Take the entries that follow and write them out again, word for word.

## The data
Segment Open
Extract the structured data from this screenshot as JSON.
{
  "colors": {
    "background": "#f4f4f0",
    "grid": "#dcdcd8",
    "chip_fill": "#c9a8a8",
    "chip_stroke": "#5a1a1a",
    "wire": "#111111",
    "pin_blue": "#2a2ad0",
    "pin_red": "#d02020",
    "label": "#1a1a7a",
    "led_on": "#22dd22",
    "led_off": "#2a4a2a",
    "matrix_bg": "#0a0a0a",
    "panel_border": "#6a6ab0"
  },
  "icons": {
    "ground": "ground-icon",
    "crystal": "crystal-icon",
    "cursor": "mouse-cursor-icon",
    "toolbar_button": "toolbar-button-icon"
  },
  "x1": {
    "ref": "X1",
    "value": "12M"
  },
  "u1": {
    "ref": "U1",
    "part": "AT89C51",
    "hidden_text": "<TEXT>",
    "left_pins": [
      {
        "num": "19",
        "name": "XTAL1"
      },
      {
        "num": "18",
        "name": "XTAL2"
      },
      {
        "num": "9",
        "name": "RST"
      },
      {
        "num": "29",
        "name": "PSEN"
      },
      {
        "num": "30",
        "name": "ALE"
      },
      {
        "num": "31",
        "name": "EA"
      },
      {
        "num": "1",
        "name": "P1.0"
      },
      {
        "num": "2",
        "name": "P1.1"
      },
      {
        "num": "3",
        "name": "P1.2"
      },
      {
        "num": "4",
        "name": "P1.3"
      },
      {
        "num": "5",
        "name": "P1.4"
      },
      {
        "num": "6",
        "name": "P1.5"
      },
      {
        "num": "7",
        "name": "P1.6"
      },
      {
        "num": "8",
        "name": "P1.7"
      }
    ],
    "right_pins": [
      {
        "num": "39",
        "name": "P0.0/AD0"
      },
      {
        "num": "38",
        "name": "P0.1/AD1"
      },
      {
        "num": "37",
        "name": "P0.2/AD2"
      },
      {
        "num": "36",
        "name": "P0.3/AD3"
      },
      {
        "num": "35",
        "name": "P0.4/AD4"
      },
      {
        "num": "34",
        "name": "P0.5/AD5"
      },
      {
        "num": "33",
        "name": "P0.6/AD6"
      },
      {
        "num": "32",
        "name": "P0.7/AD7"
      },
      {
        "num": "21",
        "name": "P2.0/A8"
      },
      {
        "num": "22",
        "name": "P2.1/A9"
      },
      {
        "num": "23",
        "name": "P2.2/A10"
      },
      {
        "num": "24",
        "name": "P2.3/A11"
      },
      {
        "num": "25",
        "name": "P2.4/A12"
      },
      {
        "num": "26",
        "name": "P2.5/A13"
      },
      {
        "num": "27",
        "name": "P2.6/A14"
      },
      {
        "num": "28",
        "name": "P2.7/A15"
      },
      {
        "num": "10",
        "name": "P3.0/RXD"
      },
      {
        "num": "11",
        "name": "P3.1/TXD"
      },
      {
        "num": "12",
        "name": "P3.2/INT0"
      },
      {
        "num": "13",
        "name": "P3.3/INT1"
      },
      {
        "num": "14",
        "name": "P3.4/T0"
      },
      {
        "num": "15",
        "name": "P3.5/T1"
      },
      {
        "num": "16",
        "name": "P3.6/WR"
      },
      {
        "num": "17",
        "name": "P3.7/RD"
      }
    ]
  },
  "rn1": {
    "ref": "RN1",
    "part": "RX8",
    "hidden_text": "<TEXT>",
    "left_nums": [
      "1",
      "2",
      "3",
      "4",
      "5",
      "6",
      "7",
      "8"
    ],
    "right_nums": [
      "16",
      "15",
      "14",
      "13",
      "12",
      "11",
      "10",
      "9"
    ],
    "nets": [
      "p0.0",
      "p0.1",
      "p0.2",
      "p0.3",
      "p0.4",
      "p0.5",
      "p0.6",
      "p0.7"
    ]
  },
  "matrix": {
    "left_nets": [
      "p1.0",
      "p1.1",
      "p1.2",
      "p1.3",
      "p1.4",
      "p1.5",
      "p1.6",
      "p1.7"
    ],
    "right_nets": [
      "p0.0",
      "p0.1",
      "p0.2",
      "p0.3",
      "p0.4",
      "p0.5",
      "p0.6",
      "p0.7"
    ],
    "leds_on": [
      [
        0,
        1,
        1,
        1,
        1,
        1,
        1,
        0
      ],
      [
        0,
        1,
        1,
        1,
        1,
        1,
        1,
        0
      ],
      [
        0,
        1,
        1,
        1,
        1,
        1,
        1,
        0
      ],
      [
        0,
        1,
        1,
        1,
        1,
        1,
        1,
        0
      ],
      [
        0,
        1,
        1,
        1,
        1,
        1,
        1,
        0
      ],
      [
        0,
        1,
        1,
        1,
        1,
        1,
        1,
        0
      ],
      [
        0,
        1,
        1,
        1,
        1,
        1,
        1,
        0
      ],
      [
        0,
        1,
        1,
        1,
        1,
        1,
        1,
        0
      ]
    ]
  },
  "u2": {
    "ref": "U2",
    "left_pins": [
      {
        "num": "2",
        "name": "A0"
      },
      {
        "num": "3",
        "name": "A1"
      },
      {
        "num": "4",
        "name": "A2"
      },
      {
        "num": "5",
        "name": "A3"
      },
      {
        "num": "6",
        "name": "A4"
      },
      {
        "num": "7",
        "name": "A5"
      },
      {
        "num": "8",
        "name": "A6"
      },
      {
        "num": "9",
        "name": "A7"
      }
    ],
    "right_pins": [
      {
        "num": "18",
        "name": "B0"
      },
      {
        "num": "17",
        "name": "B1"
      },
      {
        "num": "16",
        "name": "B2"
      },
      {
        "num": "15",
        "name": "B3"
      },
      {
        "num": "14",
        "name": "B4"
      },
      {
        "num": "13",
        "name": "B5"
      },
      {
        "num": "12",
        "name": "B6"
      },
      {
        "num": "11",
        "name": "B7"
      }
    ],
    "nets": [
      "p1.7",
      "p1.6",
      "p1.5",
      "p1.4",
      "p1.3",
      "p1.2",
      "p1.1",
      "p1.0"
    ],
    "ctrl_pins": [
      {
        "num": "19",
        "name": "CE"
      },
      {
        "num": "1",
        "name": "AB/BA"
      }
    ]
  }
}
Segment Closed
## Written response
Extract the structured data from this screenshot as JSON.
{
  "colors": {
    "background": "#f4f4f0",
    "grid": "#dcdcd8",
    "chip_fill": "#c9a8a8",
    "chip_stroke": "#5a1a1a",
    "wire": "#111111",
    "pin_blue": "#2a2ad0",
    "pin_red": "#d02020",
    "label": "#1a1a7a",
    "led_on": "#22dd22",
    "led_off": "#2a4a2a",
    "matrix_bg": "#0a0a0a",
    "panel_border": "#6a6ab0"
  },
  "icons": {
    "ground": "ground-icon",
    "crystal": "crystal-icon",
    "cursor": "mouse-cursor-icon",
    "toolbar_button": "toolbar-button-icon"
  },
  "x1": {
    "ref": "X1",
    "value": "12M"
  },
  "u1": {
    "ref": "U1",
    "part": "AT89C51",
    "hidden_text": "<TEXT>",
    "left_pins": [
      {
        "num": "19",
        "name": "XTAL1"
      },
      {
        "num": "18",
        "name": "XTAL2"
      },
      {
        "num": "9",
        "name": "RST"
      },
      {
        "num": "29",
        "name": "PSEN"
      },
      {
        "num": "30",
        "name": "ALE"
      },
      {
        "num": "31",
        "name": "EA"
      },
      {
        "num": "1",
        "name": "P1.0"
      },
      {
        "num": "2",
        "name": "P1.1"
      },
      {
        "num": "3",
        "name": "P1.2"
      },
      {
        "num": "4",
        "name": "P1.3"
      },
      {
        "num": "5",
        "name": "P1.4"
      },
      {
        "num": "6",
        "name": "P1.5"
      },
      {
        "num": "7",
        "name": "P1.6"
      },
      {
        "num": "8",
        "name": "P1.7"
      }
    ],
    "right_pins": [
      {
        "num": "39",
        "name": "P0.0/AD0"
      },
      {
        "num": "38",
        "name": "P0.1/AD1"
      },
      {
        "num": "37",
        "name": "P0.2/AD2"
      },
      {
        "num": "36",
        "name": "P0.3/AD3"
      },
      {
        "num": "35",
        "name": "P0.4/AD4"
      },
      {
        "num": "34",
        "name": "P0.5/AD5"
      },
      {
        "num": "33",
        "name": "P0.6/AD6"
      },
      {
        "num": "32",
        "name": "P0.7/AD7"
      },
      {
        "num": "21",
        "name": "P2.0/A8"
      },
      {
        "num": "22",
        "name": "P2.1/A9"
      },
      {
        "num": "23",
        "name": "P2.2/A10"
      },
      {
        "num": "24",
        "name": "P2.3/A11"
      },
      {
        "num": "25",
        "name": "P2.4/A12"
      },
      {
        "num": "26",
        "name": "P2.5/A13"
      },
      {
        "num": "27",
        "name": "P2.6/A14"
      },
      {
        "num": "28",
        "name": "P2.7/A15"
      },
      {
        "num": "10",
        "name": "P3.0/RXD"
      },
      {
        "num": "11",
        "name": "P3.1/TXD"
      },
      {
        "num": "12",
        "name": "P3.2/INT0"
      },
      {
        "num": "13",
        "name": "P3.3/INT1"
      },
      {
        "num": "14",
        "name": "P3.4/T0"
      },
      {
        "num": "15",
        "name": "P3.5/T1"
      },
      {
        "num": "16",
        "name": "P3.6/WR"
      },
      {
        "num": "17",
        "name": "P3.7/RD"
      }
    ]
  },
  "rn1": {
    "ref": "RN1",
    "part": "RX8",
    "hidden_text": "<TEXT>",
    "left_nums": [
      "1",
      "2",
      "3",
      "4",
      "5",
      "6",
      "7",
      "8"
    ],
    "right_nums": [
      "16",
      "15",
      "14",
      "13",
      "12",
      "11",
      "10",
      "9"
    ],
    "nets": [
      "p0.0",
      "p0.1",
      "p0.2",
      "p0.3",
      "p0.4",
      "p0.5",
      "p0.6",
      "p0.7"
    ]
  },
  "matrix": {
    "left_nets": [
      "p1.0",
      "p1.1",
      "p1.2",
      "p1.3",
      "p1.4",
      "p1.5",
      "p1.6",
      "p1.7"
    ],
    "right_nets": [
      "p0.0",
      "p0.1",
      "p0.2",
      "p0.3",
      "p0.4",
      "p0.5",
      "p0.6",
      "p0.7"
    ],
    "leds_on": [
      [
        0,
        1,
        1,
        1,
        1,
        1,
        1,
        0
      ],
      [
        0,
        1,
        1,
        1,
        1,
        1,
        1,
        0
      ],
      [
        0,
        1,
        1,
        1,
        1,
        1,
        1,
        0
      ],
      [
        0,
        1,
        1,
        1,
        1,
        1,
        1,
        0
      ],
      [
        0,
        1,
        1,
        1,
        1,
        1,
        1,
        0
      ],
      [
        0,
        1,
        1,
        1,
        1,
        1,
        1,
        0
      ],
      [
        0,
        1,
        1,
        1,
        1,
        1,
        1,
        0
      ],
      [
        0,
        1,
        1,
        1,
        1,
        1,
        1,
        0
      ]
    ]
  },
  "u2": {
    "ref": "U2",
    "left_pins": [
      {
        "num": "2",
        "name": "A0"
      },
      {
        "num": "3",
        "name": "A1"
      },
      {
        "num": "4",
        "name": "A2"
      },
      {
        "num": "5",
        "name": "A3"
      },
      {
        "num": "6",
        "name": "A4"
      },
      {
        "num": "7",
        "name": "A5"
      },
      {
        "num": "8",
        "name": "A6"
      },
      {
        "num": "9",
        "name": "A7"
      }
    ],
    "right_pins": [
      {
        "num": "18",
        "name": "B0"
      },
      {
        "num": "17",
        "name": "B1"
      },
      {
        "num": "16",
        "name": "B2"
      },
      {
        "num": "15",
        "name": "B3"
      },
      {
        "num": "14",
        "name": "B4"
      },
      {
        "num": "13",
        "name": "B5"
      },
      {
        "num": "12",
        "name": "B6"
      },
      {
        "num": "11",
        "name": "B7"
      }
    ],
    "nets": [
      "p1.7",
      "p1.6",
      "p1.5",
      "p1.4",
      "p1.3",
      "p1.2",
      "p1.1",
      "p1.0"
    ],
    "ctrl_pins": [
      {
        "num": "19",
        "name": "CE"
      },
      {
        "num": "1",
        "name": "AB/BA"
      }
    ]
  }
}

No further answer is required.